Social Philosophy and Policy



SIDNEY HOOK, ROBERT NOZICK, AND THE PARADOXES OF FREEDOM


John Patrick  Diggins  a1
a1 History, The Graduate Center, City University of New York

Article author query
diggins jp   [Google Scholar] 
 

Abstract

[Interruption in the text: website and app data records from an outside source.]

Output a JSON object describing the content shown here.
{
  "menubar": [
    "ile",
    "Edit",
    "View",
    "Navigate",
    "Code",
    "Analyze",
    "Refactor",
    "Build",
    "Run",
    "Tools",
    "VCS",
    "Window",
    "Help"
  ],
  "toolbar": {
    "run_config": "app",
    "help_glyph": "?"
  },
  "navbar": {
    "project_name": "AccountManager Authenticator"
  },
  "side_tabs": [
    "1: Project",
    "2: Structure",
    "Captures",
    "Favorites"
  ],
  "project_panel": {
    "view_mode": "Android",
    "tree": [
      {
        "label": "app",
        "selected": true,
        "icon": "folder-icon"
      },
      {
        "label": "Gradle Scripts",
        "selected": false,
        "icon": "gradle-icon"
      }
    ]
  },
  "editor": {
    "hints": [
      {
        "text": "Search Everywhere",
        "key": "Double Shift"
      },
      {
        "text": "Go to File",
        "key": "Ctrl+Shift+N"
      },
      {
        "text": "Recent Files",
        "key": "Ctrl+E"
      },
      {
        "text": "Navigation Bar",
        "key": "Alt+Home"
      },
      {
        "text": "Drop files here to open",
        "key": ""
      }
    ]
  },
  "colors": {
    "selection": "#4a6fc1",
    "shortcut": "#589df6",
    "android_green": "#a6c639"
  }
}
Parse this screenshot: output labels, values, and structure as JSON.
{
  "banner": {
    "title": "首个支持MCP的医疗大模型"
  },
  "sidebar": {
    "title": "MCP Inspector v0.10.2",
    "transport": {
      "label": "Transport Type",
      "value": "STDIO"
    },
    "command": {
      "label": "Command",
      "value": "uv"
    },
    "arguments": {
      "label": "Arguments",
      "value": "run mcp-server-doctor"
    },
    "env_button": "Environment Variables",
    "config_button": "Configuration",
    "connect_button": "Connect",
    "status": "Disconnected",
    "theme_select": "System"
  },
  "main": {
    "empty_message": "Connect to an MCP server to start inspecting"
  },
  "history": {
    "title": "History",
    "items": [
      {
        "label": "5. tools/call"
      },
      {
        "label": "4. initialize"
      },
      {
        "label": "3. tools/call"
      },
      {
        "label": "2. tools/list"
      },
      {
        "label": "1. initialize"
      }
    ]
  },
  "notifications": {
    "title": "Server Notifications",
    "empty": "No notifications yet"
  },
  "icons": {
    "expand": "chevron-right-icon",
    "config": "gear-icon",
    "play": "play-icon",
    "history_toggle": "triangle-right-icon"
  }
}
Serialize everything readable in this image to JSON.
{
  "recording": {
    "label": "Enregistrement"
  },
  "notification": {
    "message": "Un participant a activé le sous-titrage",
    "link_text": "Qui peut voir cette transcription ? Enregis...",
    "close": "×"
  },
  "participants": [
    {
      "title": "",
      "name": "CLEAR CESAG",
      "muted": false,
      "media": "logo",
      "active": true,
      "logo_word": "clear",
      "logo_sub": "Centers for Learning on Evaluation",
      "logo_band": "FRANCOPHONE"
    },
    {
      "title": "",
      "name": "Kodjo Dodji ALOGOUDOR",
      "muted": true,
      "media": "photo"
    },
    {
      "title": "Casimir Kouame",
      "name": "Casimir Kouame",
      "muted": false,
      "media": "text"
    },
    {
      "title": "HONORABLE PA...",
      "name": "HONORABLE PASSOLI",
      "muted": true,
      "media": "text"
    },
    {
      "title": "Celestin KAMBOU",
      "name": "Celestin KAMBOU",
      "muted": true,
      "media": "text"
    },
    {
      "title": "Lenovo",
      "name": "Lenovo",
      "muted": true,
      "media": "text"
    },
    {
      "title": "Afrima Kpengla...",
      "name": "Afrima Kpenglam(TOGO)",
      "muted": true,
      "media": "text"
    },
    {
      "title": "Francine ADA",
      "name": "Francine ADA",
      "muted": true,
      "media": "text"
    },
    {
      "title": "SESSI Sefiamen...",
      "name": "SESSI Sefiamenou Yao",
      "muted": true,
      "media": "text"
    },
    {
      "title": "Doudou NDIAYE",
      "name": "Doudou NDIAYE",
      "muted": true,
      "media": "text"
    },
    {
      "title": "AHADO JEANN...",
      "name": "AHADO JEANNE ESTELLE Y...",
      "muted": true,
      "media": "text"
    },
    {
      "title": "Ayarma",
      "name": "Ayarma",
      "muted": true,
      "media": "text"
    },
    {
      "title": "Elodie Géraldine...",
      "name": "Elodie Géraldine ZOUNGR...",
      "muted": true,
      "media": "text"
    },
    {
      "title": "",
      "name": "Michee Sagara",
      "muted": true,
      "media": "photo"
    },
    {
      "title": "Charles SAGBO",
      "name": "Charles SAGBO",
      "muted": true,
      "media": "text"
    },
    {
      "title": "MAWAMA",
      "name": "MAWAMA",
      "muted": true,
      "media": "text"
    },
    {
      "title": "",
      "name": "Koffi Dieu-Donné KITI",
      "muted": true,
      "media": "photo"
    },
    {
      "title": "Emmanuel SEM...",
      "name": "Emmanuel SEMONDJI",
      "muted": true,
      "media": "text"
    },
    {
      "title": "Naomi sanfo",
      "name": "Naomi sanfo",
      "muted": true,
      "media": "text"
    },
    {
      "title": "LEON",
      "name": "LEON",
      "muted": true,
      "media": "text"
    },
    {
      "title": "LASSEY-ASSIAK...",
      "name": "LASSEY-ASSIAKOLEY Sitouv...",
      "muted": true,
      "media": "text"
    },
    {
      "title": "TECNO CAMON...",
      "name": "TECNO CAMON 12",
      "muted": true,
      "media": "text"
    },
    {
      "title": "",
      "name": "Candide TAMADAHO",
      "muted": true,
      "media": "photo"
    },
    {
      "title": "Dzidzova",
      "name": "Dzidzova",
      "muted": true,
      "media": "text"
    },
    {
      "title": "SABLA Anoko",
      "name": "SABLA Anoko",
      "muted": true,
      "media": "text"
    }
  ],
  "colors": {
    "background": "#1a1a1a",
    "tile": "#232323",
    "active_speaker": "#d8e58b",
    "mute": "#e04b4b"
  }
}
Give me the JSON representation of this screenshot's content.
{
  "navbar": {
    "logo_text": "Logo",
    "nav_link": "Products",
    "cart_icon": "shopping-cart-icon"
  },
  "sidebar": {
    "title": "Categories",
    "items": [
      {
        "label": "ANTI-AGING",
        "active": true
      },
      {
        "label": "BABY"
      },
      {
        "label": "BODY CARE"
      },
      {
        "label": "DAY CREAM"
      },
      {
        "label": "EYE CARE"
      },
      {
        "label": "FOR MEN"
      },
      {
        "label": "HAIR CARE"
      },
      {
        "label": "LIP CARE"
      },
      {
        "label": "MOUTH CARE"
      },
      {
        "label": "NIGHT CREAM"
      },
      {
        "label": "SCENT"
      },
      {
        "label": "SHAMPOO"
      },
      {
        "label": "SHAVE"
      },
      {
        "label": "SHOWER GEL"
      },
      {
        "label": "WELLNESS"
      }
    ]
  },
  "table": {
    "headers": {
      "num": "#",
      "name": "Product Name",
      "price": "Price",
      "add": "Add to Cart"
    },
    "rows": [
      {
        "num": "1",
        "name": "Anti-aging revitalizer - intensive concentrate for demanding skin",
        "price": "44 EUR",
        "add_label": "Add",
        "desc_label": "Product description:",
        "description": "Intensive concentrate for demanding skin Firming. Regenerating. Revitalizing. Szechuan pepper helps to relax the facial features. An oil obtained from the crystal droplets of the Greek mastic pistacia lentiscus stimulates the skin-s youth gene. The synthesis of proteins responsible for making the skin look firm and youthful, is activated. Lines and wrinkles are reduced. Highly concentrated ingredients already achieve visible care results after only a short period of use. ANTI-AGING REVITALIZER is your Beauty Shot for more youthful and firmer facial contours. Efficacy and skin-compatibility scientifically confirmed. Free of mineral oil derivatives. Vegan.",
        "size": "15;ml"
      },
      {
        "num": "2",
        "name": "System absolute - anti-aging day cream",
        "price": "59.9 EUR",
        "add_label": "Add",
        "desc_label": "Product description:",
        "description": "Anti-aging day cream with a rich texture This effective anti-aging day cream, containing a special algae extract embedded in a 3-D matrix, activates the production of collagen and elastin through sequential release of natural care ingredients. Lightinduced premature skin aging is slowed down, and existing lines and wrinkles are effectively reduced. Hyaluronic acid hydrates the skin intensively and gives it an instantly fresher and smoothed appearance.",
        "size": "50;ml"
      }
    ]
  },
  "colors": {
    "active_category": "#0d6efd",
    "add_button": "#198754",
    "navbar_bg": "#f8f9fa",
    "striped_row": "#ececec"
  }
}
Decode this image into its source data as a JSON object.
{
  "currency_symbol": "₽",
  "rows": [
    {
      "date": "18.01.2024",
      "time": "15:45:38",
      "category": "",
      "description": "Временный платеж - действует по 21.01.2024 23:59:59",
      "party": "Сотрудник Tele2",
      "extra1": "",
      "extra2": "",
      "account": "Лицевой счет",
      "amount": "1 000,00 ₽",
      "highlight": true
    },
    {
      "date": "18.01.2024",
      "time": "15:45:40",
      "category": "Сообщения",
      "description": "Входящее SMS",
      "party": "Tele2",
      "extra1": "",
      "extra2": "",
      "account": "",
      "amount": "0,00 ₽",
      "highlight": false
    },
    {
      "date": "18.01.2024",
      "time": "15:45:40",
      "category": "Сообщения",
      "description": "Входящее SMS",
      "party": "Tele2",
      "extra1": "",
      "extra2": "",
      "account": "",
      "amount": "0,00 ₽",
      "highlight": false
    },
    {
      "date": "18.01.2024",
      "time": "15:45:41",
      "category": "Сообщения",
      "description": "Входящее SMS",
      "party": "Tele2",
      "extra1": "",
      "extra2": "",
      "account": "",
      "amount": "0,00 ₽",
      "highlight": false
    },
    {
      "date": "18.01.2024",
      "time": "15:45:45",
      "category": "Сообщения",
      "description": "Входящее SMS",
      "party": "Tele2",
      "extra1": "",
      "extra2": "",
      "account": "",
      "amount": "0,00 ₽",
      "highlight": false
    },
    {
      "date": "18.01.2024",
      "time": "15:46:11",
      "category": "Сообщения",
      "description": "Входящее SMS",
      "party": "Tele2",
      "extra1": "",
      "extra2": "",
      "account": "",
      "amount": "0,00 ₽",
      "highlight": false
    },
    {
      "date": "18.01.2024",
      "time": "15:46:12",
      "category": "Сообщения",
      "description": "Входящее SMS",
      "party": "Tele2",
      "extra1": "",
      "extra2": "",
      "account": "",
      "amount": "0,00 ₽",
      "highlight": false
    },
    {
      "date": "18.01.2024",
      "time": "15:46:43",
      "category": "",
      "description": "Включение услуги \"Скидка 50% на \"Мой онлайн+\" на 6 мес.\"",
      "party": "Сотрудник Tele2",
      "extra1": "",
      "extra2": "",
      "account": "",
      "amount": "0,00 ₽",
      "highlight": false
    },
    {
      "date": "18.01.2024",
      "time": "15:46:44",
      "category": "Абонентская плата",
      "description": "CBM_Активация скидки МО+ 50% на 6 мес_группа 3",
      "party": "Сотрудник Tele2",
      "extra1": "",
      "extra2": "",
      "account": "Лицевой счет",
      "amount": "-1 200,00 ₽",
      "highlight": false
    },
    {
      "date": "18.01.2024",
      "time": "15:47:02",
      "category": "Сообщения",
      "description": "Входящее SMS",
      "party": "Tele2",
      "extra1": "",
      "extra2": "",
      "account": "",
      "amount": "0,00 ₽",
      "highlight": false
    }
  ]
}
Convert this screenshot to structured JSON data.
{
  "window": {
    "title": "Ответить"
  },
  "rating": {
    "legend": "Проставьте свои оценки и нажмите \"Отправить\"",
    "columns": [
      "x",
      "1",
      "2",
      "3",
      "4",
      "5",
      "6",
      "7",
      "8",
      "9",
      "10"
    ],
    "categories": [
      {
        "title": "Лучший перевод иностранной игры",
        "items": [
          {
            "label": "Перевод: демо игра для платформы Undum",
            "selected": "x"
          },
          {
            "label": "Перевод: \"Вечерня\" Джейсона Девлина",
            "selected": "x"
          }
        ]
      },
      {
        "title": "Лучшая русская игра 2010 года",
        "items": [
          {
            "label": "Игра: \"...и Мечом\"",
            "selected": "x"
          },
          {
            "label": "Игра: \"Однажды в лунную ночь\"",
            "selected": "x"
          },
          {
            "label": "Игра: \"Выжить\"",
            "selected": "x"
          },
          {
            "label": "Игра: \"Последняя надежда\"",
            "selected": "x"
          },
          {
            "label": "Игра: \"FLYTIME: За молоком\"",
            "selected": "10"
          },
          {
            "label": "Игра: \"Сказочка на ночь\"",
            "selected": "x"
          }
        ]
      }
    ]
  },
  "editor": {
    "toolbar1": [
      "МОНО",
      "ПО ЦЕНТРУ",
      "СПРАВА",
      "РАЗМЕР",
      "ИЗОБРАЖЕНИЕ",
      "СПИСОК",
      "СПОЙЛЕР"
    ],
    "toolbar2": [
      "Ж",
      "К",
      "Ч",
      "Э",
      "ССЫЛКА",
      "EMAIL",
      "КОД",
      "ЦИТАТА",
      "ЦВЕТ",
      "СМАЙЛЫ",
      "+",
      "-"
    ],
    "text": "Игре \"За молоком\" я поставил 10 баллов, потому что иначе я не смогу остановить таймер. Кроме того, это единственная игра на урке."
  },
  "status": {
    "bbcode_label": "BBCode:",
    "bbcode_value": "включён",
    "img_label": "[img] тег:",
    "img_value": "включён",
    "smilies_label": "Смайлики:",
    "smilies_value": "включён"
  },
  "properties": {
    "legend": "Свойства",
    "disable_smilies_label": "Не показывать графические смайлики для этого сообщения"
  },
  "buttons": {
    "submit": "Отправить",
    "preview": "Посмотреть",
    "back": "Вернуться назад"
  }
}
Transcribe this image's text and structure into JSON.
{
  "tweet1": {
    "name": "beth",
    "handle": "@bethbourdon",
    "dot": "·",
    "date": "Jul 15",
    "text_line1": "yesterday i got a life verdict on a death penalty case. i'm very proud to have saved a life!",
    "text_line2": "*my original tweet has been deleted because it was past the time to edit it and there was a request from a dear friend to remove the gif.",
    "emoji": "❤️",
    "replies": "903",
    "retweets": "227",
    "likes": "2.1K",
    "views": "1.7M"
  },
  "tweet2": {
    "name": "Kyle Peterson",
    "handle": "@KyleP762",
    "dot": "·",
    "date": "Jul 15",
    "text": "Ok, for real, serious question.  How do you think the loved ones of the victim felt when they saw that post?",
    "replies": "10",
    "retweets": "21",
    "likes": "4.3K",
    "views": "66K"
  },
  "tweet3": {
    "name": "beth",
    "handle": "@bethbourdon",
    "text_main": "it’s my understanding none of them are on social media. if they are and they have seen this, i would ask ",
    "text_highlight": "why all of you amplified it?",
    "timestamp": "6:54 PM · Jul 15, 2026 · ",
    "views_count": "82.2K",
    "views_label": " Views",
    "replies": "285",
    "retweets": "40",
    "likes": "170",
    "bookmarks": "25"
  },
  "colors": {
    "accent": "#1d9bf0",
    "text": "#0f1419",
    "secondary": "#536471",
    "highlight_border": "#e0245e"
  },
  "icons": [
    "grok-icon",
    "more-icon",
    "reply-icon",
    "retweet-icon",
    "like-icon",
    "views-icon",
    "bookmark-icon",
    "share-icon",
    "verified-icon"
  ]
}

Diggins observes in this essay that, while Nozick and Hook shared a passion for freedom and for understanding liberty in all its complexities, the two philosophers, one a libertarian and the other a democratic socialist, occupied different worlds when it came to how they viewed property and power. Nozick believed that freedom and justice depended upon a minimal state that would be severely restricted in its exercise of power. Sidney Hook never renounced his conviction, born of his early attraction to Marxism, that truly dangerous power is wielded not principally by government but by private individuals of great material wealth: by industrialists. Diggins examines the divergent views of these two seminal thinkers on such issues as human rights, private property, democracy, and judicial review. The differences are profound, yet they shared a common interest in the life of the mind and in exploring such hoary philosophical topics as free will versus determinism and the grounding of moral values.



Metrics